So there was the shift … you don’t have a boxing teacher or wrestling teacher in your corner or as your prepare for your competition, you have a COACH. This isn’t to discredit the important teaching phase/component of a student’s development (I’ll address this as well in another post), but the real point to be made is that the key to all their success was a different metric, an entirely different paradigm. These students/athletes measured their progress through PERFORMANCE, not the accumulation of knowledge but rather the application of skill (more specifically, within a live scenario). No longer did I have students who needed to learn more or worse yet, something new. I began to look at my students as athletes that needed to perform better! In a lot of ways, this became incredibly liberating for both parties involved, as it opened the door to explore the depth of what it take to build real skill with the individual. Ironically, it wasn’t until this moment of realization and expression for both parties that I began to truly see the artistry in what we do. It took becoming a coach in combat sports to make me feel like a true martial artist. It took competing in a sport, to make me feel like I had real life combat skills (for more on this and many of the other benefits of competition, check out Jasper’s previous post, Why Does Competition Make Us Better).

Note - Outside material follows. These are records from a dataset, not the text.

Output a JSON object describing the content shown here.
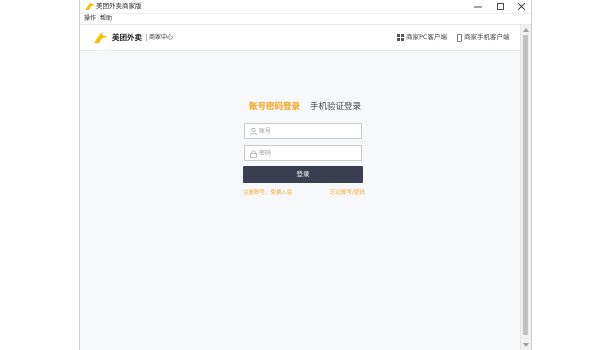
{
  "window": {
    "title": "美团外卖商家版",
    "controls": {
      "minimize": "minimize-icon",
      "maximize": "maximize-icon",
      "close": "close-icon"
    }
  },
  "menu": [
    "操作",
    "帮助"
  ],
  "header": {
    "brand": "美团外卖",
    "subtitle": "商家中心",
    "pc_client": "商家PC客户端",
    "mobile_client": "商家手机客户端"
  },
  "login": {
    "tab_password": "账号密码登录",
    "tab_sms": "手机验证登录",
    "account_placeholder": "账号",
    "password_placeholder": "密码",
    "submit": "登录",
    "register": "注册账号、免费入驻",
    "forgot": "忘记账号/密码"
  },
  "colors": {
    "accent": "#f6a623",
    "button": "#3c3f52"
  },
  "icons": [
    "app-icon",
    "kangaroo-logo",
    "windows-icon",
    "phone-icon",
    "user-icon",
    "lock-icon"
  ]
}
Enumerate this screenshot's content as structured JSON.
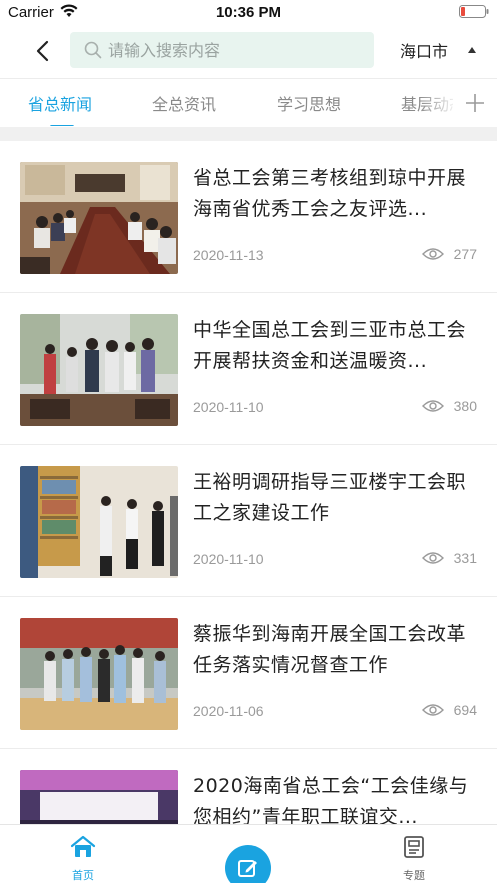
{
  "status_bar": {
    "carrier": "Carrier",
    "time": "10:36 PM",
    "wifi_icon": "wifi-icon",
    "battery_icon": "battery-low-icon",
    "battery_color": "#e84c3d"
  },
  "header": {
    "back_icon": "chevron-left-icon",
    "search_placeholder": "请输入搜索内容",
    "search_value": "",
    "city": "海口市"
  },
  "tabs": [
    {
      "label": "省总新闻",
      "active": true
    },
    {
      "label": "全总资讯",
      "active": false
    },
    {
      "label": "学习思想",
      "active": false
    },
    {
      "label": "基层动态",
      "active": false
    }
  ],
  "tab_add_icon": "plus-icon",
  "news": [
    {
      "title": "省总工会第三考核组到琼中开展海南省优秀工会之友评选...",
      "date": "2020-11-13",
      "views": "277"
    },
    {
      "title": "中华全国总工会到三亚市总工会开展帮扶资金和送温暖资...",
      "date": "2020-11-10",
      "views": "380"
    },
    {
      "title": "王裕明调研指导三亚楼宇工会职工之家建设工作",
      "date": "2020-11-10",
      "views": "331"
    },
    {
      "title": "蔡振华到海南开展全国工会改革任务落实情况督查工作",
      "date": "2020-11-06",
      "views": "694"
    },
    {
      "title": "2020海南省总工会“工会佳缘与您相约”青年职工联谊交...",
      "date": "",
      "views": ""
    }
  ],
  "bottom_nav": {
    "home_label": "首页",
    "topic_label": "专题",
    "home_icon": "home-icon",
    "compose_icon": "edit-icon",
    "topic_icon": "document-icon"
  },
  "colors": {
    "accent": "#1aa3e0",
    "search_bg": "#e8f4ef"
  }
}
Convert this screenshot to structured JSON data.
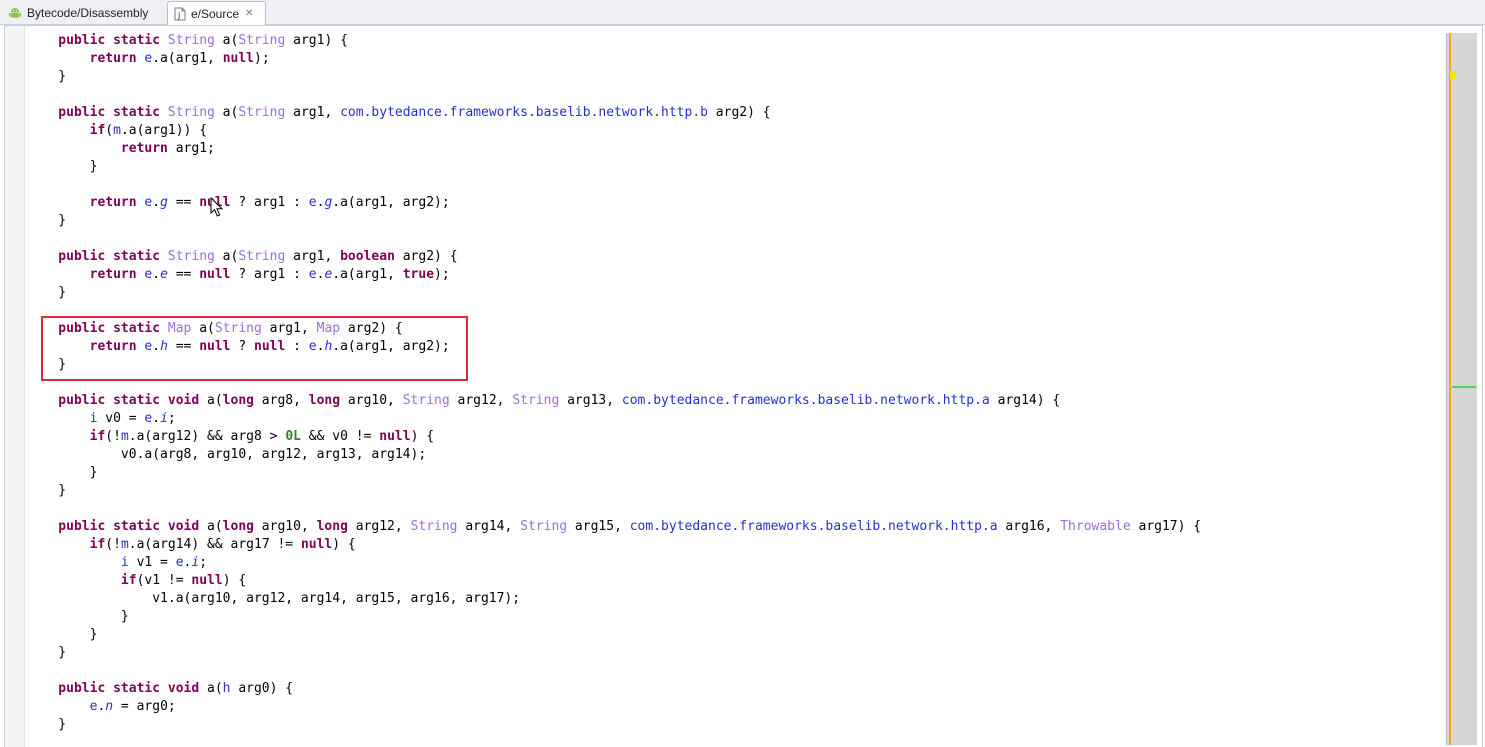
{
  "tabs": [
    {
      "label": "Bytecode/Disassembly",
      "icon": "android-icon",
      "active": false
    },
    {
      "label": "e/Source",
      "icon": "java-source-file-icon",
      "active": true
    }
  ],
  "colors": {
    "keyword": "#7f0055",
    "type": "#9b6ed8",
    "identifier": "#2530cf",
    "number": "#2a8a1a",
    "highlight_box": "#dd2b36"
  },
  "code_lines": [
    [
      [
        "kw",
        "    public static "
      ],
      [
        "ty",
        "String"
      ],
      [
        "t",
        " a("
      ],
      [
        "ty",
        "String"
      ],
      [
        "t",
        " arg1) {"
      ]
    ],
    [
      [
        "kw",
        "        return "
      ],
      [
        "id",
        "e"
      ],
      [
        "t",
        ".a(arg1, "
      ],
      [
        "kw",
        "null"
      ],
      [
        "t",
        ");"
      ]
    ],
    [
      [
        "t",
        "    }"
      ]
    ],
    [
      [
        "t",
        ""
      ]
    ],
    [
      [
        "kw",
        "    public static "
      ],
      [
        "ty",
        "String"
      ],
      [
        "t",
        " a("
      ],
      [
        "ty",
        "String"
      ],
      [
        "t",
        " arg1, "
      ],
      [
        "fq",
        "com.bytedance.frameworks.baselib.network.http.b"
      ],
      [
        "t",
        " arg2) {"
      ]
    ],
    [
      [
        "kw",
        "        if"
      ],
      [
        "t",
        "("
      ],
      [
        "id",
        "m"
      ],
      [
        "t",
        ".a(arg1)) {"
      ]
    ],
    [
      [
        "kw",
        "            return "
      ],
      [
        "t",
        "arg1;"
      ]
    ],
    [
      [
        "t",
        "        }"
      ]
    ],
    [
      [
        "t",
        ""
      ]
    ],
    [
      [
        "kw",
        "        return "
      ],
      [
        "id",
        "e"
      ],
      [
        "t",
        "."
      ],
      [
        "fi",
        "g"
      ],
      [
        "t",
        " == "
      ],
      [
        "kw",
        "null"
      ],
      [
        "t",
        " ? arg1 : "
      ],
      [
        "id",
        "e"
      ],
      [
        "t",
        "."
      ],
      [
        "fi",
        "g"
      ],
      [
        "t",
        ".a(arg1, arg2);"
      ]
    ],
    [
      [
        "t",
        "    }"
      ]
    ],
    [
      [
        "t",
        ""
      ]
    ],
    [
      [
        "kw",
        "    public static "
      ],
      [
        "ty",
        "String"
      ],
      [
        "t",
        " a("
      ],
      [
        "ty",
        "String"
      ],
      [
        "t",
        " arg1, "
      ],
      [
        "kw",
        "boolean"
      ],
      [
        "t",
        " arg2) {"
      ]
    ],
    [
      [
        "kw",
        "        return "
      ],
      [
        "id",
        "e"
      ],
      [
        "t",
        "."
      ],
      [
        "fi",
        "e"
      ],
      [
        "t",
        " == "
      ],
      [
        "kw",
        "null"
      ],
      [
        "t",
        " ? arg1 : "
      ],
      [
        "id",
        "e"
      ],
      [
        "t",
        "."
      ],
      [
        "fi",
        "e"
      ],
      [
        "t",
        ".a(arg1, "
      ],
      [
        "kw",
        "true"
      ],
      [
        "t",
        ");"
      ]
    ],
    [
      [
        "t",
        "    }"
      ]
    ],
    [
      [
        "t",
        ""
      ]
    ],
    [
      [
        "kw",
        "    public static "
      ],
      [
        "ty",
        "Map"
      ],
      [
        "t",
        " a("
      ],
      [
        "ty",
        "String"
      ],
      [
        "t",
        " arg1, "
      ],
      [
        "ty",
        "Map"
      ],
      [
        "t",
        " arg2) {"
      ]
    ],
    [
      [
        "kw",
        "        return "
      ],
      [
        "id",
        "e"
      ],
      [
        "t",
        "."
      ],
      [
        "fi",
        "h"
      ],
      [
        "t",
        " == "
      ],
      [
        "kw",
        "null"
      ],
      [
        "t",
        " ? "
      ],
      [
        "kw",
        "null"
      ],
      [
        "t",
        " : "
      ],
      [
        "id",
        "e"
      ],
      [
        "t",
        "."
      ],
      [
        "fi",
        "h"
      ],
      [
        "t",
        ".a(arg1, arg2);"
      ]
    ],
    [
      [
        "t",
        "    }"
      ]
    ],
    [
      [
        "t",
        ""
      ]
    ],
    [
      [
        "kw",
        "    public static void "
      ],
      [
        "t",
        "a("
      ],
      [
        "kw",
        "long"
      ],
      [
        "t",
        " arg8, "
      ],
      [
        "kw",
        "long"
      ],
      [
        "t",
        " arg10, "
      ],
      [
        "ty",
        "String"
      ],
      [
        "t",
        " arg12, "
      ],
      [
        "ty",
        "String"
      ],
      [
        "t",
        " arg13, "
      ],
      [
        "fq",
        "com.bytedance.frameworks.baselib.network.http.a"
      ],
      [
        "t",
        " arg14) {"
      ]
    ],
    [
      [
        "t",
        "        "
      ],
      [
        "id",
        "i"
      ],
      [
        "t",
        " v0 = "
      ],
      [
        "id",
        "e"
      ],
      [
        "t",
        "."
      ],
      [
        "fi",
        "i"
      ],
      [
        "t",
        ";"
      ]
    ],
    [
      [
        "kw",
        "        if"
      ],
      [
        "t",
        "(!"
      ],
      [
        "id",
        "m"
      ],
      [
        "t",
        ".a(arg12) && arg8 > "
      ],
      [
        "num",
        "0L"
      ],
      [
        "t",
        " && v0 != "
      ],
      [
        "kw",
        "null"
      ],
      [
        "t",
        ") {"
      ]
    ],
    [
      [
        "t",
        "            v0.a(arg8, arg10, arg12, arg13, arg14);"
      ]
    ],
    [
      [
        "t",
        "        }"
      ]
    ],
    [
      [
        "t",
        "    }"
      ]
    ],
    [
      [
        "t",
        ""
      ]
    ],
    [
      [
        "kw",
        "    public static void "
      ],
      [
        "t",
        "a("
      ],
      [
        "kw",
        "long"
      ],
      [
        "t",
        " arg10, "
      ],
      [
        "kw",
        "long"
      ],
      [
        "t",
        " arg12, "
      ],
      [
        "ty",
        "String"
      ],
      [
        "t",
        " arg14, "
      ],
      [
        "ty",
        "String"
      ],
      [
        "t",
        " arg15, "
      ],
      [
        "fq",
        "com.bytedance.frameworks.baselib.network.http.a"
      ],
      [
        "t",
        " arg16, "
      ],
      [
        "ty",
        "Throwable"
      ],
      [
        "t",
        " arg17) {"
      ]
    ],
    [
      [
        "kw",
        "        if"
      ],
      [
        "t",
        "(!"
      ],
      [
        "id",
        "m"
      ],
      [
        "t",
        ".a(arg14) && arg17 != "
      ],
      [
        "kw",
        "null"
      ],
      [
        "t",
        ") {"
      ]
    ],
    [
      [
        "t",
        "            "
      ],
      [
        "id",
        "i"
      ],
      [
        "t",
        " v1 = "
      ],
      [
        "id",
        "e"
      ],
      [
        "t",
        "."
      ],
      [
        "fi",
        "i"
      ],
      [
        "t",
        ";"
      ]
    ],
    [
      [
        "kw",
        "            if"
      ],
      [
        "t",
        "(v1 != "
      ],
      [
        "kw",
        "null"
      ],
      [
        "t",
        ") {"
      ]
    ],
    [
      [
        "t",
        "                v1.a(arg10, arg12, arg14, arg15, arg16, arg17);"
      ]
    ],
    [
      [
        "t",
        "            }"
      ]
    ],
    [
      [
        "t",
        "        }"
      ]
    ],
    [
      [
        "t",
        "    }"
      ]
    ],
    [
      [
        "t",
        ""
      ]
    ],
    [
      [
        "kw",
        "    public static void "
      ],
      [
        "t",
        "a("
      ],
      [
        "id",
        "h"
      ],
      [
        "t",
        " arg0) {"
      ]
    ],
    [
      [
        "t",
        "        "
      ],
      [
        "id",
        "e"
      ],
      [
        "t",
        "."
      ],
      [
        "fi",
        "n"
      ],
      [
        "t",
        " = arg0;"
      ]
    ],
    [
      [
        "t",
        "    }"
      ]
    ]
  ]
}
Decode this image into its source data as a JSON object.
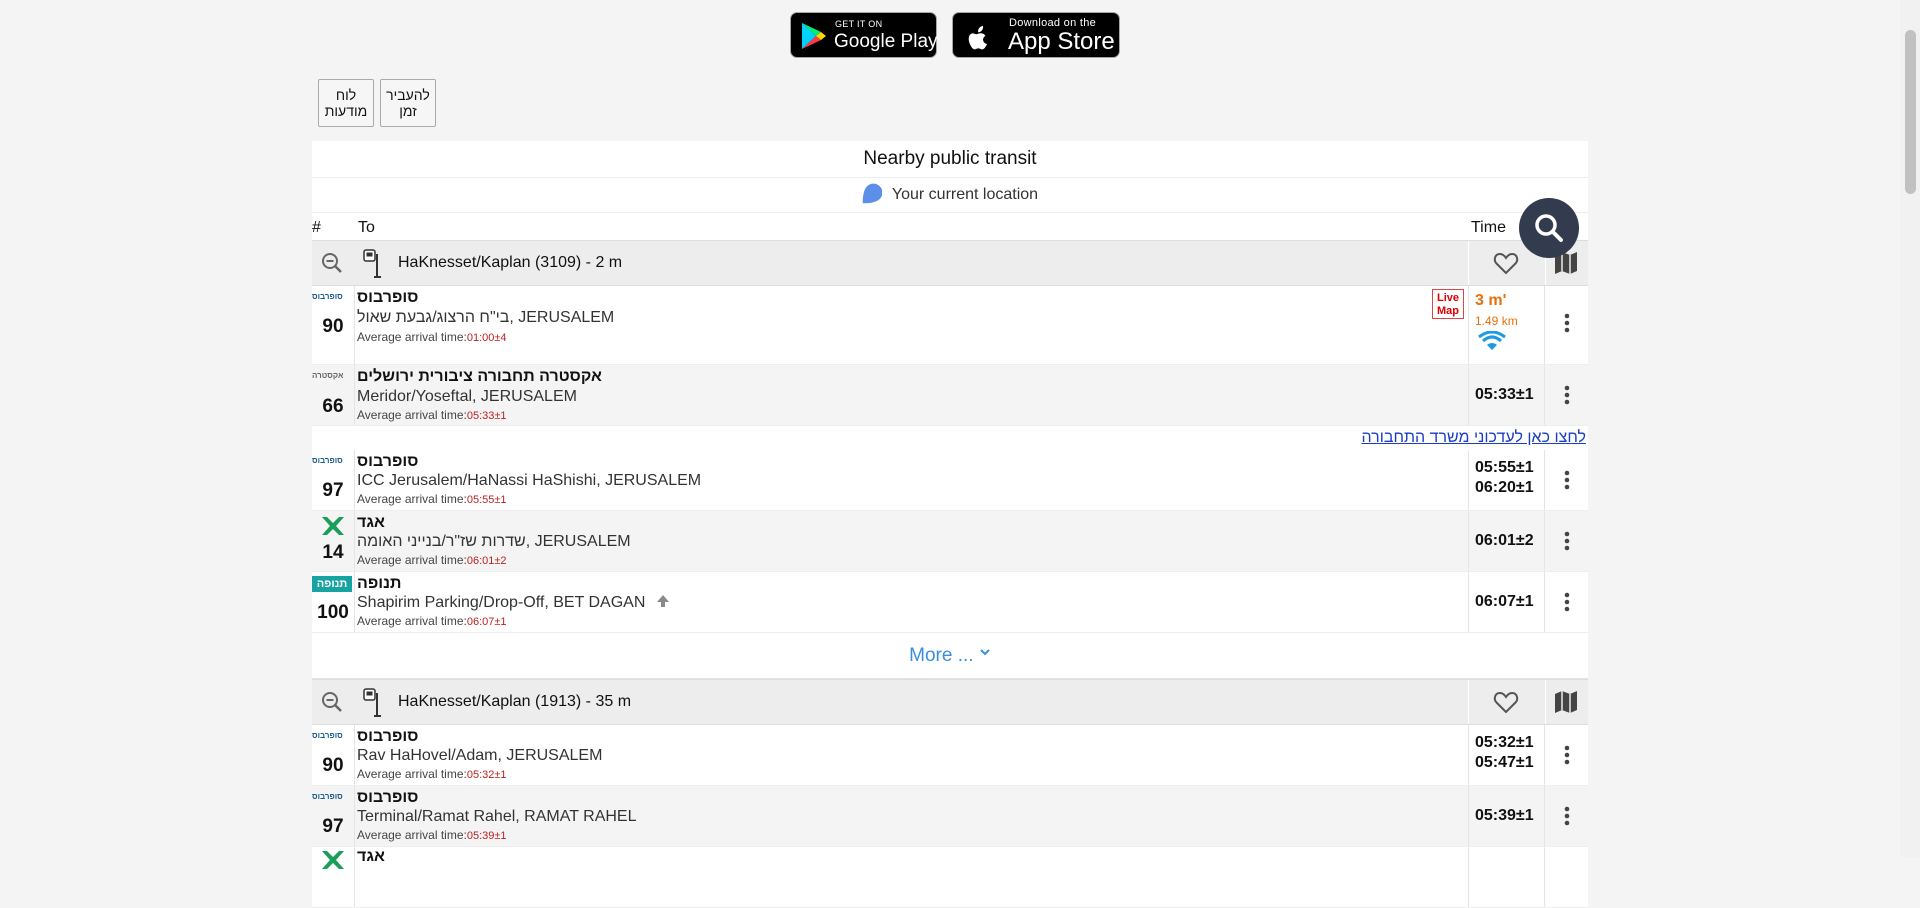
{
  "store": {
    "google_small": "GET IT ON",
    "google_big": "Google Play",
    "apple_small": "Download on the",
    "apple_big": "App Store"
  },
  "buttons": {
    "board": "לוח מודעות",
    "change_time": "להעביר זמן"
  },
  "page": {
    "title": "Nearby public transit",
    "location": "Your current location",
    "col_num": "#",
    "col_to": "To",
    "col_time": "Time"
  },
  "stop1": {
    "name": "HaKnesset/Kaplan (3109) - 2 m",
    "rows": [
      {
        "logo": "סופרבוס",
        "line": "90",
        "operator": "סופרבוס",
        "dest": "בי\"ח הרצוג/גבעת שאול, JERUSALEM",
        "avg_label": "Average arrival time:",
        "avg": "01:00±4",
        "live": "Live Map",
        "eta": "3 m'",
        "eta_dist": "1.49 km"
      },
      {
        "logo": "אקסטרה",
        "line": "66",
        "operator": "אקסטרה תחבורה ציבורית ירושלים",
        "dest": "Meridor/Yoseftal, JERUSALEM",
        "avg_label": "Average arrival time:",
        "avg": "05:33±1",
        "time1": "05:33±1"
      },
      {
        "logo": "סופרבוס",
        "line": "97",
        "operator": "סופרבוס",
        "dest": "ICC Jerusalem/HaNassi HaShishi, JERUSALEM",
        "avg_label": "Average arrival time:",
        "avg": "05:55±1",
        "time1": "05:55±1",
        "time2": "06:20±1"
      },
      {
        "logo": "אגד",
        "line": "14",
        "operator": "אגד",
        "dest": "שדרות שז\"ר/בנייני האומה, JERUSALEM",
        "avg_label": "Average arrival time:",
        "avg": "06:01±2",
        "time1": "06:01±2"
      },
      {
        "logo": "תנופה",
        "line": "100",
        "operator": "תנופה",
        "dest": "Shapirim Parking/Drop-Off, BET DAGAN",
        "avg_label": "Average arrival time:",
        "avg": "06:07±1",
        "time1": "06:07±1"
      }
    ],
    "report_link": "לחצו כאן לעדכוני משרד התחבורה",
    "more": "More ..."
  },
  "stop2": {
    "name": "HaKnesset/Kaplan (1913) - 35 m",
    "rows": [
      {
        "logo": "סופרבוס",
        "line": "90",
        "operator": "סופרבוס",
        "dest": "Rav HaHovel/Adam, JERUSALEM",
        "avg_label": "Average arrival time:",
        "avg": "05:32±1",
        "time1": "05:32±1",
        "time2": "05:47±1"
      },
      {
        "logo": "סופרבוס",
        "line": "97",
        "operator": "סופרבוס",
        "dest": "Terminal/Ramat Rahel, RAMAT RAHEL",
        "avg_label": "Average arrival time:",
        "avg": "05:39±1",
        "time1": "05:39±1"
      },
      {
        "operator": "אגד"
      }
    ]
  },
  "colors": {
    "eta": "#e8700a",
    "fab": "#323c4e",
    "link": "#1a3cc8",
    "more": "#3a8fdc"
  }
}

I would like to use the term skill-building, as a way to bridge the gap in coaching vs teaching MMA. For real world, tangible results (TRUE SKILL) in a performance-based endeavor, you must be taught the correct form and guidelines. Once that is accomplished, you must pressure test the validity of your skill. For our purposes, this means competition. You must simply get out there and play the game … a lot. This holds true for whether we’re talking about basketball or boxing or Brazilian Jiu-Jitsu. A coach’s job is to enhance your performance. If you’re not used to ascribing to an athletic paradigm, you may misdiagnose the accumulation of knowledge as the answer to that roadblock or riddle you may have encountered in your field-testing. A good coach often times doesn’t teach you anything new, but rather reminds you of what you already know. Their expertise is in problem solving, and hopefully passing that quality onto their athlete, to be able to properly self-diagnose. The less he’s needed and the subtler his input is, the better he’s doing his job. However, this should not be confused with a lazy or apathetic approach, as his skill as a coach is a direct reflection of his athlete’s performance. This approach has also opened up a whole new pool of resources. I have never been an avid fan of team sports, like basketball or football, but I became much more intrigued into the methods and intricacies of winning coaches. Success leaves clues. Regardless of athletic endeavor, the ability to motivate and improve athletes is indeed an art and science unto itself. Someone who is synonymous with coaching and success is the legendary, UCLA Basketball coach, John Wooden (if you’re not familiar with him, you should definitely check out his TED talk here).
In the physical CROSSWORD PUZZLE that Brazilian Jiu-Jitsu sparring can often become, a good coach won’t try to TEACH you a NEW word, he’ll give you a better clue so you find that word all on your own, at most he/she will fill in one letter of that word, just a nudge in the right direction, because a good coach knows that if you come up with the answer on your own, it’s yours forever, you’ll always own it … and that is the definition of TRUE SKILL. All these benefits and realization thereof were a result of a major shift in paradigm that for me became encapsulated in one word (and would eventually make its way into the very name and identity of our gym) … ATHLETICS.